Obama says no to conversion therapy


Graphic Designer

Conversion therapy in the United States

By Sports & Health Reporter

President Barack Obama and his administration spoke out against LGBTQ conversion therapy on April 8 in response to a petition posted to the White House website calling for a federal end to the controversial practice. The petition was created in honor of Leelah Alcorn, a 17-year-old transgender girl who died by suicide in December 2014. In the suicide note she posted on her Tumblr blog, Alcorn cited the trauma of being forced by her parents to undergo conversion therapy as a minor. 

The statement, issued by senior presidential adviser Valerie Jarrett, said, “As part of our dedication to protecting America’s youth, this Administration supports efforts to ban the use of conversion therapy for minors.”

Advocates for a legislative ban on conversion therapy applauded the White House for taking a stance on the issue. 
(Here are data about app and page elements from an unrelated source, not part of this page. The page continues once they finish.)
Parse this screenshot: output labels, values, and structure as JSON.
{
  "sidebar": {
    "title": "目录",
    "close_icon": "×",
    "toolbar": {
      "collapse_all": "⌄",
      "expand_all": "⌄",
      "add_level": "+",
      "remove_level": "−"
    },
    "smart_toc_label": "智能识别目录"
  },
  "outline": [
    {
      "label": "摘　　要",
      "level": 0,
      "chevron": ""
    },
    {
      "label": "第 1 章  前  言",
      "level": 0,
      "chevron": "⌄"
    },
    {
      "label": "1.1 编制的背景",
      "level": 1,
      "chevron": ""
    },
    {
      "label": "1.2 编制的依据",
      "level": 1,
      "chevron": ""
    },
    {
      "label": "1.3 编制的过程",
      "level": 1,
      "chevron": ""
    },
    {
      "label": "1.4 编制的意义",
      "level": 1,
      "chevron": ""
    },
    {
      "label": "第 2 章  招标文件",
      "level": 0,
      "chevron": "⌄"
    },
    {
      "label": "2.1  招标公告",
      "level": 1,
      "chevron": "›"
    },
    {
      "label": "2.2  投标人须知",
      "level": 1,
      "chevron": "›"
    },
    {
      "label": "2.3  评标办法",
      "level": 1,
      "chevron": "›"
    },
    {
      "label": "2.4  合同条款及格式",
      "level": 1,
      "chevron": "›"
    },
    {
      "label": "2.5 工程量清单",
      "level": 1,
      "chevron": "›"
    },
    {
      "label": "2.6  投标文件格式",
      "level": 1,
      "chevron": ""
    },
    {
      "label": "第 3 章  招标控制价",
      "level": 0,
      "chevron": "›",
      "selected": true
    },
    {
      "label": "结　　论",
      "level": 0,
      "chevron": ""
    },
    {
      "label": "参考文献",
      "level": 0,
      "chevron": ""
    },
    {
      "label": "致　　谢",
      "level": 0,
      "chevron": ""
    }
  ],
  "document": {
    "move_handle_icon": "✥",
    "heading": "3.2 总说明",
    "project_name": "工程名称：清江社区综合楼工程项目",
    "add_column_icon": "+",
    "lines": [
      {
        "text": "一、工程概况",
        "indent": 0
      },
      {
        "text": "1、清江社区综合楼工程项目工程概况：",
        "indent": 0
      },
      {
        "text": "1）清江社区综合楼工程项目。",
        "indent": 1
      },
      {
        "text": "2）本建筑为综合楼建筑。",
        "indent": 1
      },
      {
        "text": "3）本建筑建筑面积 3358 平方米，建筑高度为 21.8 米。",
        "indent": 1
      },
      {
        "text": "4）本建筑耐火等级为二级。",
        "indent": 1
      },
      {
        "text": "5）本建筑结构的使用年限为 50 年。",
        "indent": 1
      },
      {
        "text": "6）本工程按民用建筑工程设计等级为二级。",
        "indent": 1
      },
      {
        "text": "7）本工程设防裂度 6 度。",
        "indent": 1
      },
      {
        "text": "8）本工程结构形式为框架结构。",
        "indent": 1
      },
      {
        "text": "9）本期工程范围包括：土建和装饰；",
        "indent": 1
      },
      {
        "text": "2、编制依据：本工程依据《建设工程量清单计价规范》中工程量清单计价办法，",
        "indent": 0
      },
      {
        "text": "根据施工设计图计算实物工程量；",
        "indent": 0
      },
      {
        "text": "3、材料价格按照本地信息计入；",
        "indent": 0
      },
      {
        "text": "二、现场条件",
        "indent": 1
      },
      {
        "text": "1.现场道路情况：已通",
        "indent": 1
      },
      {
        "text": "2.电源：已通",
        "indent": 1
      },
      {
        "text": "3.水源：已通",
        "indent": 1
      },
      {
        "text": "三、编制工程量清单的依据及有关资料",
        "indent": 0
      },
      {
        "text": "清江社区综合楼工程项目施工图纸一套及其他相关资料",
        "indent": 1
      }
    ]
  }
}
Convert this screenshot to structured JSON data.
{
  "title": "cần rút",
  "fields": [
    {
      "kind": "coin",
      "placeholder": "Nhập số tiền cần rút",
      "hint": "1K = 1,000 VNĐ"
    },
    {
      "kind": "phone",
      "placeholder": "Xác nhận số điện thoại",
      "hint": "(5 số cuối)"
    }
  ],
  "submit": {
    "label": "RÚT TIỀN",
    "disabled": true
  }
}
“I am glad to see some visibility that calls these treatments out for what they really are, and I am especially pleased that the president took the step of coming out against conversion therapies, which is pretty extraordinary,” said Douglas Haldeman, chair of the clinical psychology doctoral program at John F. Kennedy University in Pleasant Hill, California. “We’re finding now the culture is starting to acknowledge what we have known in mainstream mental health all along—that these things don’t work and they’re potentially dangerous.”

Haldeman, an advocate for the banning of conversion therapies, has witnessed the effects conversion therapy can have through his work as a psychologist over the last four decades. Those exposed to the therapy in their youth suffer severe trauma, Haldeman said.

“Back in the days when I first started working with survivors of conversion therapy, I saw a lot of people who had been electroshocked, given nausea-inducing drugs while they were viewing homoerotic material,” Haldeman said. “These kinds of interventions very often had a profound effect on the person’s entire system so they would become depressed, their guilt about being homosexual would be exacerbated by their inability to change through conversion therapy, [and they would] develop chronic inability to connect with people in intimate relationships. [Victims are] very often suicidal, and in some cases that have been in the national news lately, commit suicide.”

Talk therapy and religious therapies are the most common conversion therapies used today, according to Haldeman.

“There is a wide range of possible negative outcomes for people who go through conversion therapy, which is not counterbalanced by any scientific evidence to suggest that it works,” Haldeman said. “This topic has been studied for many, many years. In mainstream mental health, we believe that the problem is not with the individual. Homosexuality is not something to be fixed. Homophobia and sexual prejudice in culture, in family, in religion—those are the things that need to be changed.”

Many LGBTQ rights organizations, such as Equality Illinois and Center on Halsted in Chicago’s Boystown community, advocate for an end to conversion therapy. The National Center for Lesbian Rights launched the #BornPerfect campaign in June 2014 and works to raise awareness of the dangers of conversion therapy and to see legislation pass to combat it, according to the NCLR’s website. Center on Halsted has recently worked with the campaign in an effort to prompt such legislation in Illinois, according to Jane Merrill, Center on Halsted’s advocacy and community engagement manager.

“For us, the Born Perfect hashtag was a different way to frame [the movement],” Merrill said. “It can be really hard to connect with ‘You should ban conversion therapy.’ But it’s pretty universal when someone says, ‘What does it mean to be born perfect?’ That’s something that’s more universally understood.”

Center on Halsted advocates for an end to conversion therapy because the therapeutic process is a legally sanctioned form of homophobia, Merrill said.

“All evidence shows that it’s a really harmful practice,” Merrill said. “The idea behind it is that being LGBTQ is a disorder, which we know is not true. It allows that thought and homophobia to be continued, which is something that the center stands against in every form. We believe our community will be safer physically, mentally [and]  emotionally if conversion therapy is banned.”

Clinton Anderson, director of the LGBT Concerns Office at the American Psychological Association, said the APA does not support conversion therapies. Anderson said the APA promotes other forms of therapy that do not aim to change people’s sexual orientation. 

“We believe therapies that don’t aim to change people’s sexual orientation can help people achieve social support,” Anderson said. “[We support] therapies that don’t have a pre-ordained goal that someone should change, but rather helps people explore their identities fully, particularly if they are distressed by their religious beliefs and their sexuality. [Talk therapy] allows them to figure out the appropriate balance for them between those two parts of themselves .”